Mimi Herbert has been actively drawing and sculpting for decades, drawing inspiration from a lifetime of travel and study. Herbert takes particular care in knowing her materials intimately to create a body of art that swells with possibility and potential interpretations.
One of Herbert's longest running and most fruitful projects stems from a long-standing interest in sculpture created with heat-formed plastic. With the help of a small team of assistants, a sheet of acrylic is heated to a precise temperature and then quickly twisted and folded before it cools and solidifies. With only thirty to forty seconds to sculpt her compositions, Herbert relies heavily of preliminary sketches and paper models to simulate responding to the material's exigences during the crucial moments of creation.
Herbert's practice with acrylic sculpture has evolved as she has experimented with piercing the original sheets, or coloring them with symbols and other found designs. Her series of Flag Twists has been especially well received. The series is fraught with the complexity of the troubled patriotism of a first generation pacifist. However, as Herbert recognizes, the works are open for interpretation as they are "sculpture first and political statements only peripherally." Other examples include twisted architectural drawings, simple abstract etched patterns and plainer solid colors. When successful, her works toy with the contrast between rough etched design and smooth translucent sheet-plastic as the whole piece changes in intensity as the natural or artificial light of its environment morphs.
Herbert's 50 years of exploration with acrylic sculpture has been interspersed and informed by years of drawing, printmaking and forays into other materials such as bronze and unfired clay. Mimi Herbert has lived, worked and studied in the USA and overseas. In Indonesia from 1990 to 1995 she conducted research and field work in West Java for her book, Voices of the Puppet Masters: The Wayang Golek Theater of Indonesia, published by the Lontar Foundation, Jakarta and the University of Hawai'i Press in North America in 2002. Her drawings appear in the book.
She has lived and worked in India, Pakistan, Haiti, Brazil, El Salvador and New Zealand.

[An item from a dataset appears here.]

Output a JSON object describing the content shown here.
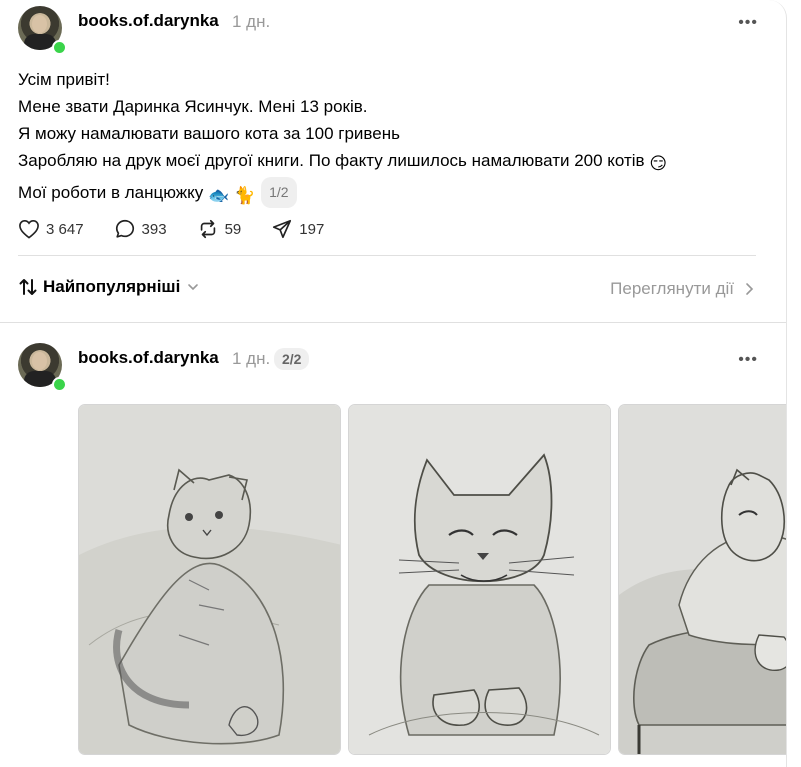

Her work is in the permanent collections of the Corcoran Gallery of Art in Washington, the Smithsonian National Museum of American History, The Smithsonian American Art Museum, the Smithsonian Renwick Gallery, the Hunter Museum of American Art in Chattanooga and numerous private collections in the USA and overseas.